> **WORK ORDER**:
Every line of the records that holds the word "this" should be copied.

=-=-=

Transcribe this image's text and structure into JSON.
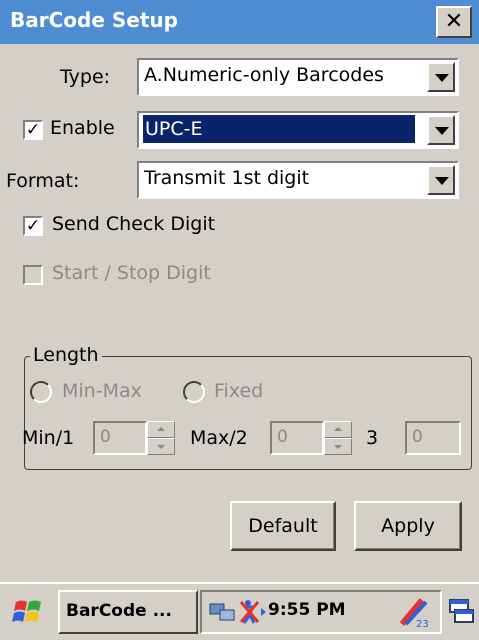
{
  "window": {
    "title": "BarCode Setup",
    "close_label": "✕"
  },
  "form": {
    "type_label": "Type:",
    "type_value": "A.Numeric-only Barcodes",
    "enable_label": "Enable",
    "enable_checked": true,
    "symbology_value": "UPC-E",
    "format_label": "Format:",
    "format_value": "Transmit 1st digit",
    "send_check_label": "Send Check Digit",
    "send_check_checked": true,
    "start_stop_label": "Start / Stop Digit",
    "start_stop_checked": false,
    "check_mark": "✓"
  },
  "length": {
    "legend": "Length",
    "minmax_label": "Min-Max",
    "fixed_label": "Fixed",
    "min_label": "Min/1",
    "min_value": "0",
    "max_label": "Max/2",
    "max_value": "0",
    "third_label": "3",
    "third_value": "0"
  },
  "buttons": {
    "default_label": "Default",
    "apply_label": "Apply"
  },
  "taskbar": {
    "app_label": "BarCode ...",
    "time": "9:55 PM"
  },
  "colors": {
    "titlebar": "#4f8dd2",
    "selection": "#0a246a",
    "face": "#d4d0c8"
  }
}
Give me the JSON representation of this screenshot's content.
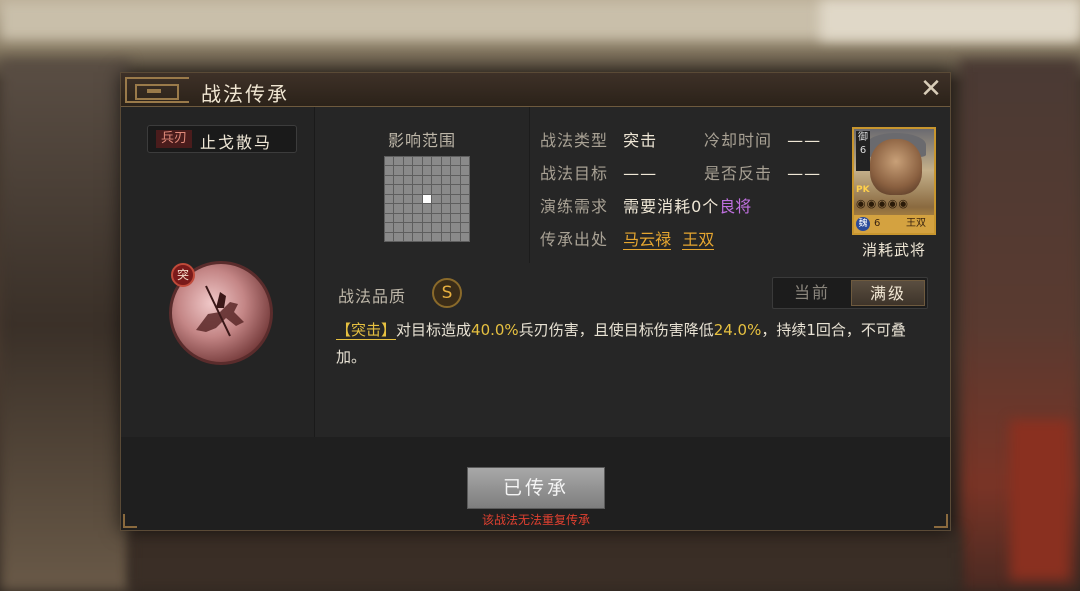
{
  "dialog": {
    "title": "战法传承",
    "close_label": "✕"
  },
  "skill": {
    "weapon_tag": "兵刃",
    "name": "止戈散马",
    "type_badge": "突",
    "range_label": "影响范围",
    "quality_label": "战法品质",
    "quality": "S"
  },
  "info": {
    "type_key": "战法类型",
    "type_val": "突击",
    "cooldown_key": "冷却时间",
    "cooldown_val": "——",
    "target_key": "战法目标",
    "target_val": "——",
    "counter_key": "是否反击",
    "counter_val": "——",
    "practice_key": "演练需求",
    "practice_prefix": "需要消耗0个",
    "practice_highlight": "良将",
    "source_key": "传承出处",
    "source_1": "马云禄",
    "source_2": "王双"
  },
  "general": {
    "cost": "御6",
    "stars": "◉◉◉◉◉",
    "level": "6",
    "name": "王双",
    "pk_badge": "PK",
    "faction": "魏",
    "consume_label": "消耗武将"
  },
  "toggle": {
    "current": "当前",
    "max": "满级",
    "selected": "满级"
  },
  "description": {
    "tag": "【突击】",
    "part1": "对目标造成",
    "num1": "40.0%",
    "part2": "兵刃伤害，且使目标伤害降低",
    "num2": "24.0%",
    "part3": "，持续1回合，不可叠加。"
  },
  "footer": {
    "button_label": "已传承",
    "warning": "该战法无法重复传承"
  },
  "colors": {
    "gold": "#e6a630",
    "highlight_yellow": "#e6c040",
    "purple": "#c070e0",
    "warning_red": "#e04030"
  }
}
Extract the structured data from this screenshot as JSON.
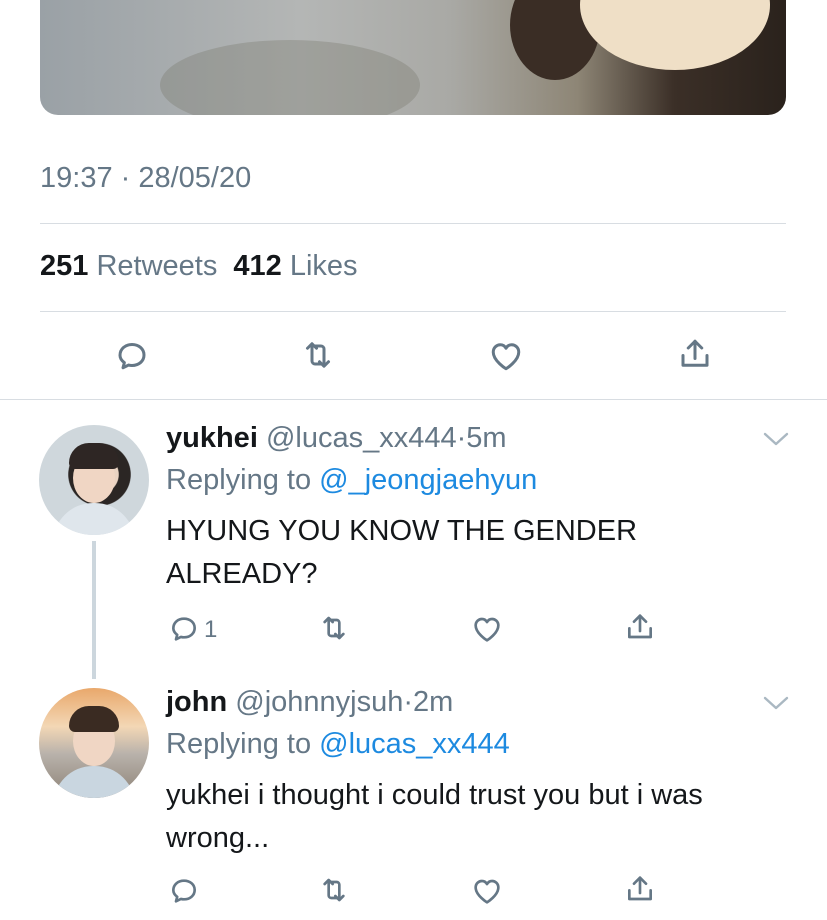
{
  "tweet": {
    "timestamp": "19:37 · 28/05/20",
    "retweets_count": "251",
    "retweets_label": "Retweets",
    "likes_count": "412",
    "likes_label": "Likes"
  },
  "icons": {
    "reply": "reply-icon",
    "retweet": "retweet-icon",
    "like": "heart-icon",
    "share": "share-icon",
    "caret": "chevron-down-icon"
  },
  "replies": [
    {
      "name": "yukhei",
      "handle": "@lucas_xx444",
      "dot": "·",
      "time": "5m",
      "replying_prefix": "Replying to",
      "replying_to": "@_jeongjaehyun",
      "text": "HYUNG YOU KNOW THE GENDER ALREADY?",
      "reply_count": "1"
    },
    {
      "name": "john",
      "handle": "@johnnyjsuh",
      "dot": "·",
      "time": "2m",
      "replying_prefix": "Replying to",
      "replying_to": "@lucas_xx444",
      "text": "yukhei i thought i could trust you but i was wrong...",
      "reply_count": ""
    }
  ],
  "colors": {
    "text_primary": "#14171a",
    "text_secondary": "#657786",
    "link": "#1d8ae0",
    "divider": "#d8dde2"
  }
}
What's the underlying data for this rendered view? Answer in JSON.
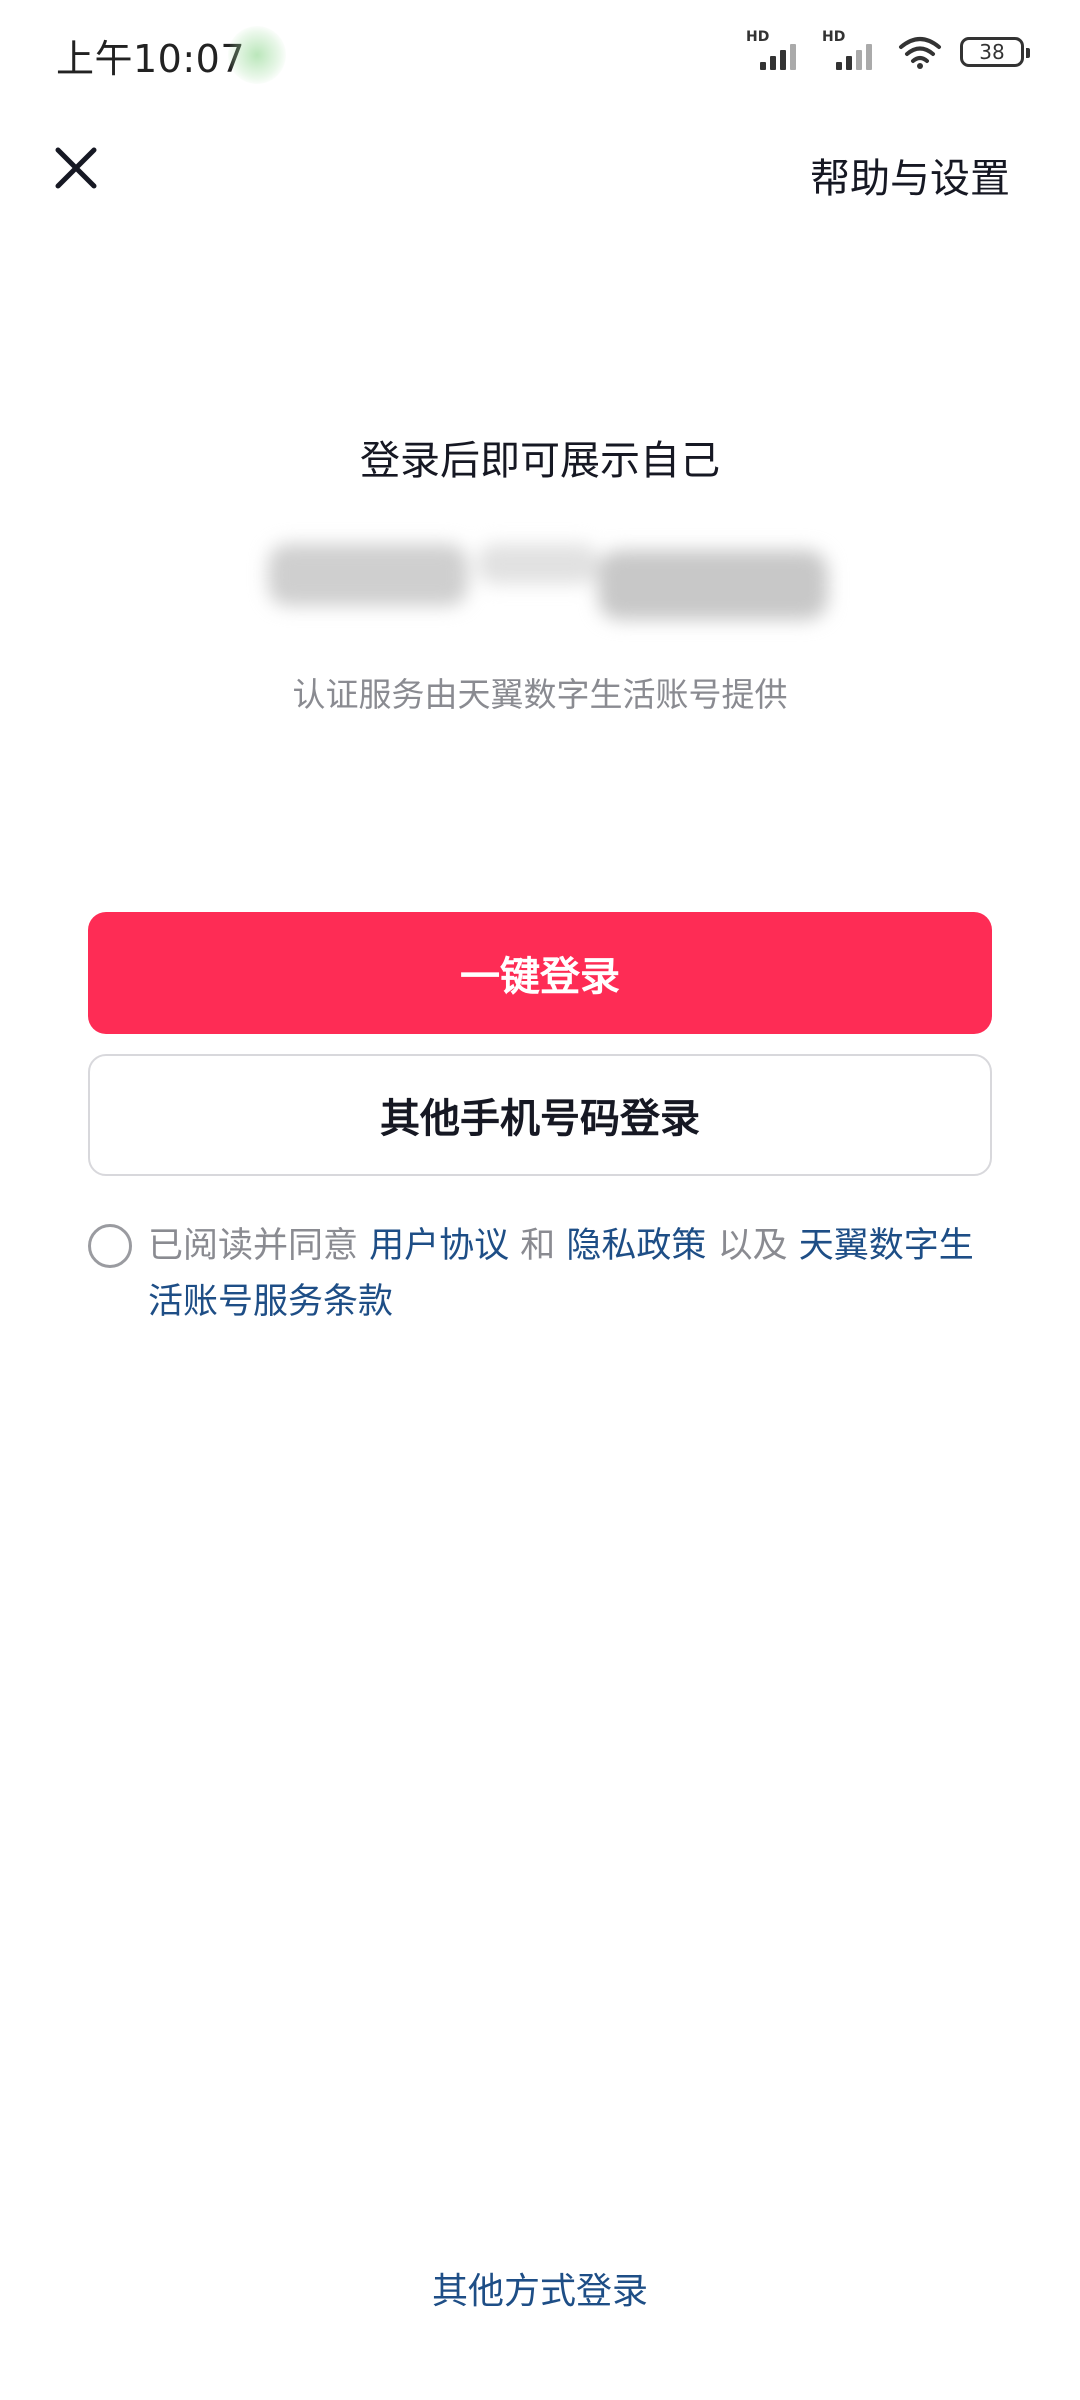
{
  "status_bar": {
    "time": "上午10:07",
    "signal1_label": "HD",
    "signal2_label": "HD",
    "battery": "38"
  },
  "header": {
    "close_icon": "close-icon",
    "help_label": "帮助与设置"
  },
  "main": {
    "headline": "登录后即可展示自己",
    "provider_text": "认证服务由天翼数字生活账号提供",
    "one_click_label": "一键登录",
    "other_phone_label": "其他手机号码登录"
  },
  "agreement": {
    "prefix": "已阅读并同意 ",
    "user_agreement": "用户协议",
    "and": " 和 ",
    "privacy_policy": "隐私政策",
    "also": " 以及 ",
    "service_terms": "天翼数字生活账号服务条款"
  },
  "footer": {
    "other_methods_label": "其他方式登录"
  },
  "colors": {
    "primary": "#fe2c55",
    "link": "#1e4e86",
    "muted": "#8a8b91"
  }
}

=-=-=

> **OUTPUT OF THE TASK**:
Transcribe this image's text and structure into JSON.
Give me the JSON representation of this screenshot's content.
Extract the structured data from this screenshot as JSON.
What's the underlying data for this rendered view? Answer in JSON.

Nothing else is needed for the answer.